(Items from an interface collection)
---*---
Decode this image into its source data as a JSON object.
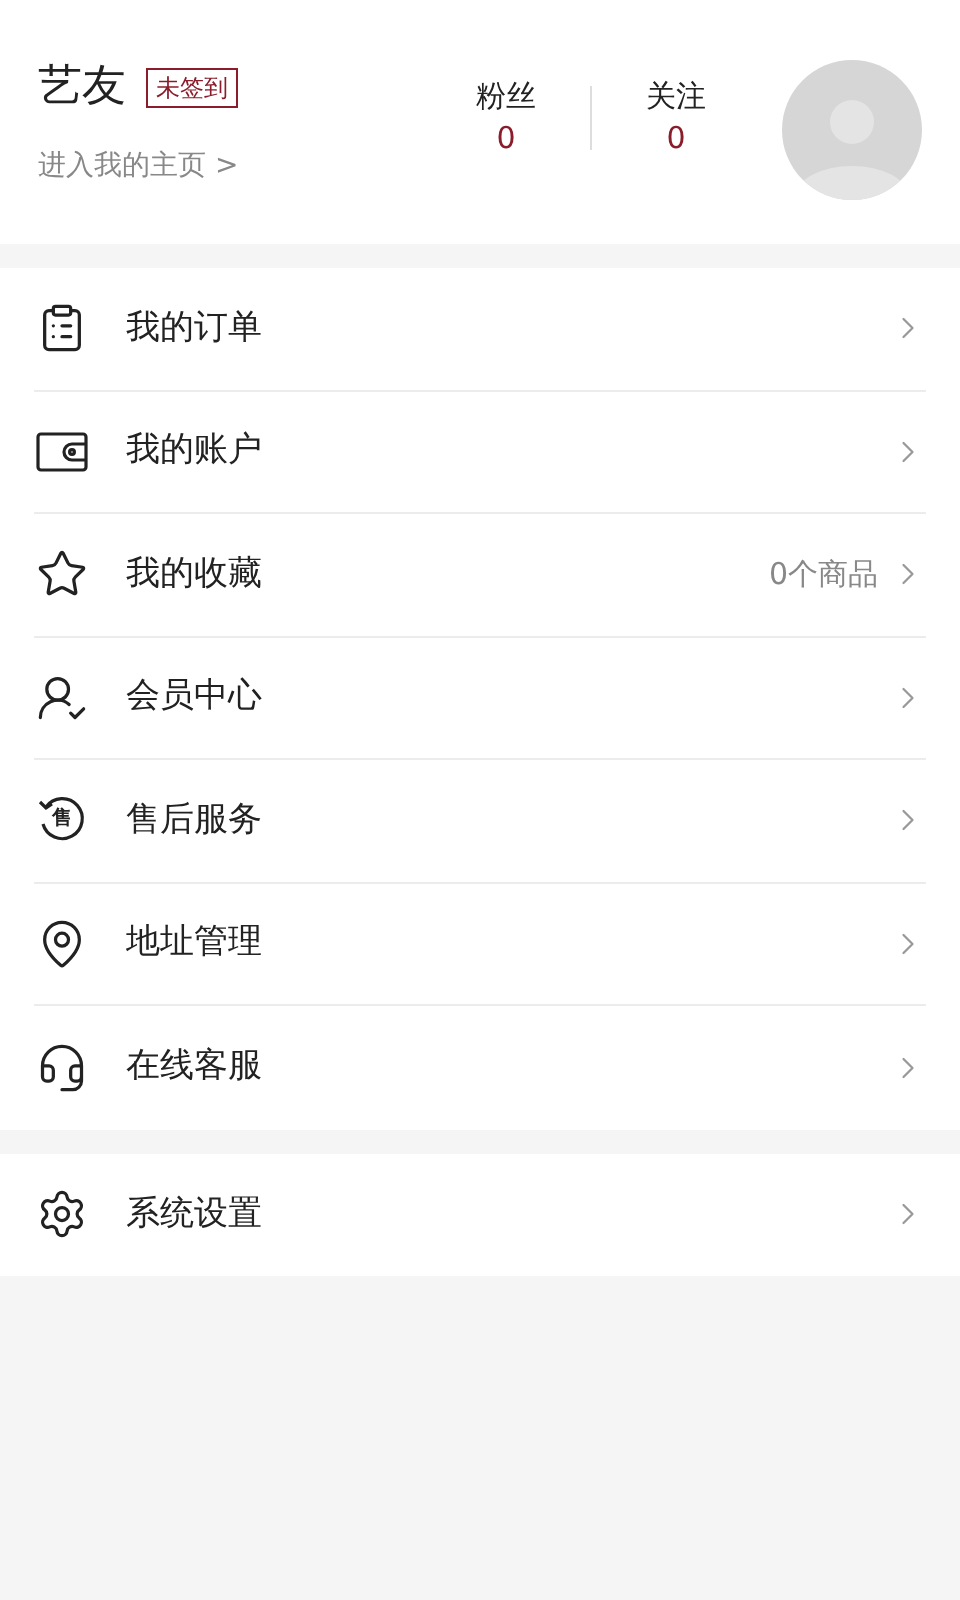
{
  "profile": {
    "name": "艺友",
    "badge": "未签到",
    "link": "进入我的主页 >",
    "stats": [
      {
        "label": "粉丝",
        "value": "0"
      },
      {
        "label": "关注",
        "value": "0"
      }
    ]
  },
  "menu_groups": [
    {
      "items": [
        {
          "kind": "clipboard",
          "label": "我的订单"
        },
        {
          "kind": "wallet",
          "label": "我的账户"
        },
        {
          "kind": "star",
          "label": "我的收藏",
          "detail": "0个商品"
        },
        {
          "kind": "member",
          "label": "会员中心"
        },
        {
          "kind": "aftersale",
          "icon_text": "售",
          "label": "售后服务"
        },
        {
          "kind": "location",
          "label": "地址管理"
        },
        {
          "kind": "headset",
          "label": "在线客服"
        }
      ]
    },
    {
      "items": [
        {
          "kind": "gear",
          "label": "系统设置"
        }
      ]
    }
  ]
}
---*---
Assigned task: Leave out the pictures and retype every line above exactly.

Task solution:
Decode this image into its source data as a JSON object.
{
  "profile": {
    "name": "艺友",
    "badge": "未签到",
    "link": "进入我的主页 >",
    "stats": [
      {
        "label": "粉丝",
        "value": "0"
      },
      {
        "label": "关注",
        "value": "0"
      }
    ]
  },
  "menu_groups": [
    {
      "items": [
        {
          "kind": "clipboard",
          "label": "我的订单"
        },
        {
          "kind": "wallet",
          "label": "我的账户"
        },
        {
          "kind": "star",
          "label": "我的收藏",
          "detail": "0个商品"
        },
        {
          "kind": "member",
          "label": "会员中心"
        },
        {
          "kind": "aftersale",
          "icon_text": "售",
          "label": "售后服务"
        },
        {
          "kind": "location",
          "label": "地址管理"
        },
        {
          "kind": "headset",
          "label": "在线客服"
        }
      ]
    },
    {
      "items": [
        {
          "kind": "gear",
          "label": "系统设置"
        }
      ]
    }
  ]
}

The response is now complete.